My approach was to cast as far ahead as I could, walking the shoreline to cover as much ground as I could before heading back home. I made my casts as close to the shore as possible, which turned out to be a ticket for success. That trip I had several strikes, and I ended up catching several of Bullseye Snakehead and a few bonus Largemouth. I also had the occasional Peacock Bass take a swing at the lure, but I don’t think they are prone to inhaling big baits like the Largemouth and Snakehead.

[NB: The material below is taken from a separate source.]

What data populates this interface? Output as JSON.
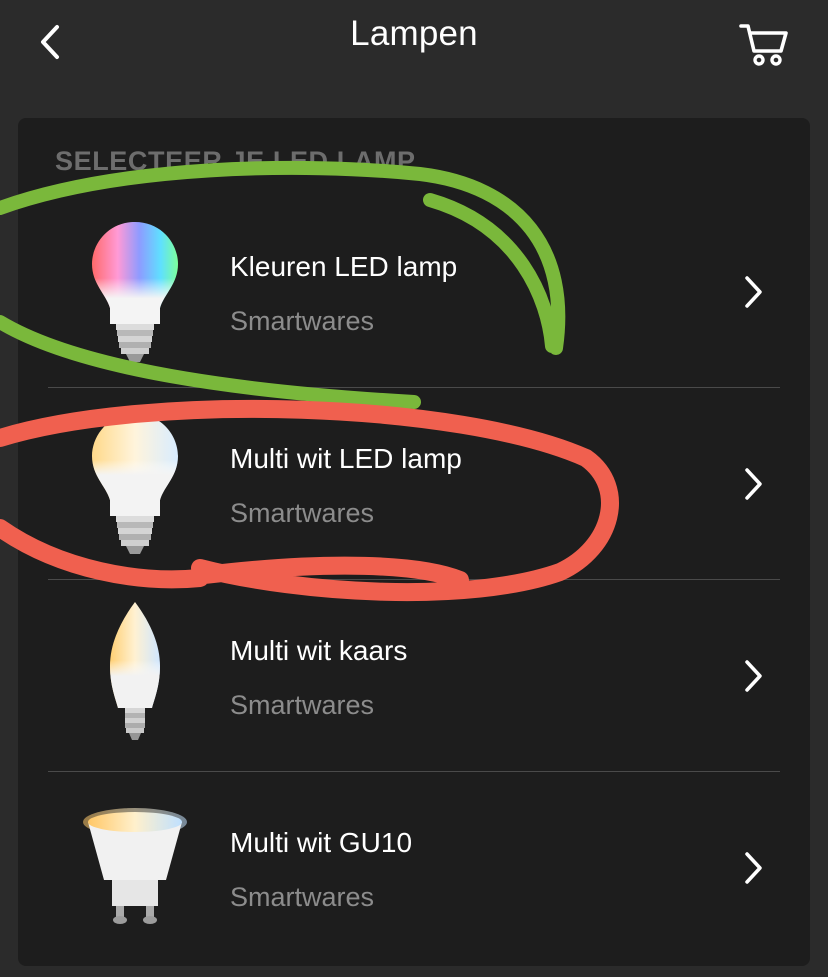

On that trip, I was successful in catching my targeted species but I was still only landing about one fish for every six strikes. I won’t kid you; these fish are fun to catch! They streak out of their hiding spots and attack the lure. They will usually attack with an explosive hit from an ambush point, or they will sneak up behind the bait, creating a secondary wake behind the lure and snapping it up from the back.

It took significantly more trial and error to figure out how to land more of these fish. When a Snakehead strikes, it doesn’t initially inhale the lure like a Largemouth Bass would. This was my big failure point. I was fishing like a Bass fisherman and not fishing like a Snakehead fisherman. I was pulling the trigger too soon. Snakehead will bite their prey, swim to cover and then swallow it. I was ripping the lure out of their mouths before the hook had a chance to get a good stick. The Snakehead also has a very hard mouth. You have to set the hook like you mean it. Put some power behind the set, as you’re likely to lose the fish if you try to set the hook gentle.

Armed with that intel, I went out in the morning for one turned out to be one of the best fishing days since I’d moved here.  I decided to try the canal between the Markham Park south boat ramp and Highway 27. The first mile of walking didn’t result in much except for a decent Largemouth. Once I got past the Park boundaries, it got much better. Nearly every strike turned into a solid hookset. I landed more Bullseye Snakehead that morning than I had ever caught in my entre life.  I walked for several miles pulling in fish after fish. It didn’t matter what color frog I used that day. The Snakes were hitting white, green, purple and brown. It seemed to me they were more attuned to the vibration and action than the color, and I hold that belief to this day.

Catching fish is infinitely better than fishing for them. I got so good that when Captain Brad returned the following spring, I was able to give him a few tips and within minutes he hooked up with a three pounder.

The Skinny on Snakehead   

Overall, this journey has been a multitude of fine days full of fun and adventure. Here are the lessons I learned to start landing Bullseye Snakehead along the canals of South Florida.

  1. Single hook Owner 2/0 Wide Gap with 3.5” plastic frog is best
  2. 20lb braid, no leader necessary
  3. Cast Far and Accurate
  4. Run the lure very close to the shoreline
  5. When the strike occurs, give it a two count. I usually say “here we go boys, here we go”
  6. Set the hook like your trying to take your fishing pole away from your ex-wife
  7. Reel it in and get that snapshot
  8. Bask in the glory of being a Bullseye Snakehead Fishing Badass
  9. Rinse and Repeat

I give some tutorials on how to catch them on these videos here:

You’ll also find a couple of other videos and tutorials on my YouTube Channel, Captain Matt Webber.

Thanks for reading and have another fine day full of fun and adventure!  

Captain Matt Webber, Certifiable Bullseye Snakehead Fishing Badass.